[ABOUT THIS EXERCISE]: Copy out each line of the entries below in which the string "print" appears.

[Items from a data source]:
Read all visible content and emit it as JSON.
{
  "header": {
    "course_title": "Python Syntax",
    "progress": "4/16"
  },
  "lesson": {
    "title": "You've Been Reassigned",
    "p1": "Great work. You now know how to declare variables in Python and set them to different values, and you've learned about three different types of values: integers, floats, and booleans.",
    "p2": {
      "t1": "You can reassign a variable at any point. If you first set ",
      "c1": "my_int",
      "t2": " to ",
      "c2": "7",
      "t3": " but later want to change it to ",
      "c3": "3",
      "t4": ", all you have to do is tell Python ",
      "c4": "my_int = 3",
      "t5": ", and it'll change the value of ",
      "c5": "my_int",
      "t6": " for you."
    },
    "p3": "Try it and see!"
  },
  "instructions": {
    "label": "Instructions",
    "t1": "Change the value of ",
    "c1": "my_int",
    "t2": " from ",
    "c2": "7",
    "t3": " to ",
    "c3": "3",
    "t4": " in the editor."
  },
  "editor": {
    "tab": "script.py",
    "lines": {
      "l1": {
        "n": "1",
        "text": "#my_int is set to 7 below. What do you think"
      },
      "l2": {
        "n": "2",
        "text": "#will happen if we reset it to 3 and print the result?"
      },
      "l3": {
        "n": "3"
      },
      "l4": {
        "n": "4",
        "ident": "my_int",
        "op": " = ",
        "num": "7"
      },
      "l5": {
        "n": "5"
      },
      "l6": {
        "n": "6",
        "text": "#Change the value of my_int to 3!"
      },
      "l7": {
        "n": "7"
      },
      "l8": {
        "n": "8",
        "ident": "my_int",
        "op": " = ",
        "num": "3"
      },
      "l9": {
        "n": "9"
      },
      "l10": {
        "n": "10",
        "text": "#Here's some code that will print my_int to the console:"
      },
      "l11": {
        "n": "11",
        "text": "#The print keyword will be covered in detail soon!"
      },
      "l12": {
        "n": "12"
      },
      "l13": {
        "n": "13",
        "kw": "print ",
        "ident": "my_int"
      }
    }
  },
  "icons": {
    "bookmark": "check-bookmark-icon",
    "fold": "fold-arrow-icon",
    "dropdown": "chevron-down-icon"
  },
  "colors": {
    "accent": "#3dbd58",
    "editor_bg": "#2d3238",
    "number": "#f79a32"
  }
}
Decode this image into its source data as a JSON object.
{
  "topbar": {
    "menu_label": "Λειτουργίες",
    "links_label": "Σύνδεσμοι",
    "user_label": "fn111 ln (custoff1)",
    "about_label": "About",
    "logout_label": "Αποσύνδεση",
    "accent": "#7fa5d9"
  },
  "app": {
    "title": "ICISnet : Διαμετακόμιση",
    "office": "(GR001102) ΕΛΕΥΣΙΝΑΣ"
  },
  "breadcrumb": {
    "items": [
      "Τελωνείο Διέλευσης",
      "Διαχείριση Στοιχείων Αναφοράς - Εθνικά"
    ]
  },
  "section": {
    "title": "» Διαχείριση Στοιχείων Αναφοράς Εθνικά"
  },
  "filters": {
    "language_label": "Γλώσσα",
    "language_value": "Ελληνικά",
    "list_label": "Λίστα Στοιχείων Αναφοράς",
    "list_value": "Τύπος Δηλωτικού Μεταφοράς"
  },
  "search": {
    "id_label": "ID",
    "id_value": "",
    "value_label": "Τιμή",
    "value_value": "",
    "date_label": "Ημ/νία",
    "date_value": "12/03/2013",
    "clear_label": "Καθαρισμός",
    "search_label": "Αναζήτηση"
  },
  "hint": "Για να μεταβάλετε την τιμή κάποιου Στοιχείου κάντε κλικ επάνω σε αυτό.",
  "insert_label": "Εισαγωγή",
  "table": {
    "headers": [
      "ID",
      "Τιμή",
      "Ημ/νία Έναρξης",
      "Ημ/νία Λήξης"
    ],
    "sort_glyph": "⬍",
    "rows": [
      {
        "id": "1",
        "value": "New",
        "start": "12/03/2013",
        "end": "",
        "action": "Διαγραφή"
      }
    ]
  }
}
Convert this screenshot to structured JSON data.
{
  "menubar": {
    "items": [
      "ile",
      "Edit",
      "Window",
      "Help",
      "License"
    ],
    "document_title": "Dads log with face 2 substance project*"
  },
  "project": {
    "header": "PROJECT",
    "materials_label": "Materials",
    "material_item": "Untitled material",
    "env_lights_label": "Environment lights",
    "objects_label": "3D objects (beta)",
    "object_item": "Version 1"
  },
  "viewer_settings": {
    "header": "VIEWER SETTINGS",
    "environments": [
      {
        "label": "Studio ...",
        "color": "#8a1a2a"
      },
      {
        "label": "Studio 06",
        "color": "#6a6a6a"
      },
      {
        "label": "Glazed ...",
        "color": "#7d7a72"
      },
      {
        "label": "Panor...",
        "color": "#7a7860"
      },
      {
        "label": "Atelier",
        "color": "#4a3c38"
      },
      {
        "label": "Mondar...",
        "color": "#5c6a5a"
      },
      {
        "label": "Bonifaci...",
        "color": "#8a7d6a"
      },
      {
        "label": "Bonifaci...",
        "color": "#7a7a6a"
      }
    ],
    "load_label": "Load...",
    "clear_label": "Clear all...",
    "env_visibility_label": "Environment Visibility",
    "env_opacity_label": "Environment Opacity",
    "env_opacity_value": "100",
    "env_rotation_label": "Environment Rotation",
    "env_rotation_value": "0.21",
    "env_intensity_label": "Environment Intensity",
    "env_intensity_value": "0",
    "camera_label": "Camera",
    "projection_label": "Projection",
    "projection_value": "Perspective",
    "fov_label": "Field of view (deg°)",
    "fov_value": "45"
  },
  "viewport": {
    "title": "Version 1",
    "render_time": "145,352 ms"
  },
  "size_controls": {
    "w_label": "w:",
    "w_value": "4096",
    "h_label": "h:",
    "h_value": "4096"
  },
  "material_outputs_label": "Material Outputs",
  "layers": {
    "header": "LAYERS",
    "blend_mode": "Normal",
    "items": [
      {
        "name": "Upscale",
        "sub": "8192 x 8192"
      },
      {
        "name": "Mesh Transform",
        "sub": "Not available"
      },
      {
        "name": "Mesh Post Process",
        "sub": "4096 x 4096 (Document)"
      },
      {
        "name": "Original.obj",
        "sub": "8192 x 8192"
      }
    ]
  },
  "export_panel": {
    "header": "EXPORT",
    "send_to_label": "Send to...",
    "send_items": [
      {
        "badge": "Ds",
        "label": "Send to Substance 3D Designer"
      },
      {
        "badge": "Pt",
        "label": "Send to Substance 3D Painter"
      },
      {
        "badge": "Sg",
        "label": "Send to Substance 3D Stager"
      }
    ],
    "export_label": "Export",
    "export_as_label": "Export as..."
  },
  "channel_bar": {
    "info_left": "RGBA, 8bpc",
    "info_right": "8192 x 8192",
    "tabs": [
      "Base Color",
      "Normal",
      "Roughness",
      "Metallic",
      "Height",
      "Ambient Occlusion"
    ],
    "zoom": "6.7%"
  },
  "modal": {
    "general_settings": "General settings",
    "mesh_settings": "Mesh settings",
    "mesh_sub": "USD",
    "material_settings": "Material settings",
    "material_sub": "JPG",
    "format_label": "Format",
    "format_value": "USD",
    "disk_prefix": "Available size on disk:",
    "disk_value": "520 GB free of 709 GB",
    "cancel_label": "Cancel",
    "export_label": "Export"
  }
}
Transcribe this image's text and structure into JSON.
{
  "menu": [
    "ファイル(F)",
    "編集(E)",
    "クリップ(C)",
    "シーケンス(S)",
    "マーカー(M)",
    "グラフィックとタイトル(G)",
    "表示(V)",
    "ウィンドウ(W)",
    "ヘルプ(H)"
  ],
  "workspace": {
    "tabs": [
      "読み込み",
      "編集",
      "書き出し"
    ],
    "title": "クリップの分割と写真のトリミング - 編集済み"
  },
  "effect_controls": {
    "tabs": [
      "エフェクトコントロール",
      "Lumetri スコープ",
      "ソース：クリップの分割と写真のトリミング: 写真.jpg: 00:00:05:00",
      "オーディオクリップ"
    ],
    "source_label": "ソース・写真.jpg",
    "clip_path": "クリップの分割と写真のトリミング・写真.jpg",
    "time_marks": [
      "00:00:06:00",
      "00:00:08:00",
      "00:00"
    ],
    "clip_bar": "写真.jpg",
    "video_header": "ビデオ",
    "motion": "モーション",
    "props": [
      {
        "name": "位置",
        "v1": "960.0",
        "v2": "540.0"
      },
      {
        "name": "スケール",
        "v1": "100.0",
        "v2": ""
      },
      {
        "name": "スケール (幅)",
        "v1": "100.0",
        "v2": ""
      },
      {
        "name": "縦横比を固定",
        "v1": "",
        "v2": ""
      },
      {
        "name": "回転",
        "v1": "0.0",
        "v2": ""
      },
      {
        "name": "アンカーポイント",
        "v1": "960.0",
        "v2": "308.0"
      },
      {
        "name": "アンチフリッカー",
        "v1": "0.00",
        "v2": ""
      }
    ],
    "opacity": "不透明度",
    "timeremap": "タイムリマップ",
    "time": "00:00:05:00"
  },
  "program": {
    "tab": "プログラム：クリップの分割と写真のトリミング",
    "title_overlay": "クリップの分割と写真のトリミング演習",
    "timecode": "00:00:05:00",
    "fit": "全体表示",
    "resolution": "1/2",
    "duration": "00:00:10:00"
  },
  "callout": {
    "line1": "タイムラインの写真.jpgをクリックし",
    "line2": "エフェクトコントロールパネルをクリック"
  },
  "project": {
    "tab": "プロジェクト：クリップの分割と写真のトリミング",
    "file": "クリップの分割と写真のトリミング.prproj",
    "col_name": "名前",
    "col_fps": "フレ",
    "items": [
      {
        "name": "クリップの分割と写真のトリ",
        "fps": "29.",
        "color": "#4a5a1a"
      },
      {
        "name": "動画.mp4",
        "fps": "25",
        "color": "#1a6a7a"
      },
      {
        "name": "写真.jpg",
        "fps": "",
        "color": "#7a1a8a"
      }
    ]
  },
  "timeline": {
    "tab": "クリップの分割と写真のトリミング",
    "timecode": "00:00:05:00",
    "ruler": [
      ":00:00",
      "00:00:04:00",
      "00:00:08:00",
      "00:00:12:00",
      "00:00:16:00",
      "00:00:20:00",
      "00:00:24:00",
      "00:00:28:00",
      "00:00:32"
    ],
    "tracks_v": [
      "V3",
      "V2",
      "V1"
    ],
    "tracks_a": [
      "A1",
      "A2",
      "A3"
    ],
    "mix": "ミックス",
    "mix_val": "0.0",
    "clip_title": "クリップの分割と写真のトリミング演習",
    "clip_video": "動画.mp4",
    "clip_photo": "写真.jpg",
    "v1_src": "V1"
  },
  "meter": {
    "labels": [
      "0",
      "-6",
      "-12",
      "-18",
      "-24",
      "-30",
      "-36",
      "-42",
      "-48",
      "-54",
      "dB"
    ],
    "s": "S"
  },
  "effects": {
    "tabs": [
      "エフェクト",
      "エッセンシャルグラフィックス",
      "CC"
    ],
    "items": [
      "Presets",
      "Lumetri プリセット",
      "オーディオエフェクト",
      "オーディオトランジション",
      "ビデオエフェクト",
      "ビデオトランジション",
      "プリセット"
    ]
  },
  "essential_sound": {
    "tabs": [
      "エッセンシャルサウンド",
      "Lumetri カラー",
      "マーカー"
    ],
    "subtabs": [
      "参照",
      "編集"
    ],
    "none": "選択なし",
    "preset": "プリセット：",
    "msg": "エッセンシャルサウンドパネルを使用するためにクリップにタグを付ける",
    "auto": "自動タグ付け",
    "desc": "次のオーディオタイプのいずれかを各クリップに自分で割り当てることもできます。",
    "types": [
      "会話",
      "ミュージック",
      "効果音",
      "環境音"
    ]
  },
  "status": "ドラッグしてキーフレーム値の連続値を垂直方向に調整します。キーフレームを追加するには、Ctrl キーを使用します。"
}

[YOUR SOLUTION]:
        "text": "#will happen if we reset it to 3 and print the result?"
        "text": "#Here's some code that will print my_int to the console:"
        "text": "#The print keyword will be covered in detail soon!"
        "kw": "print ",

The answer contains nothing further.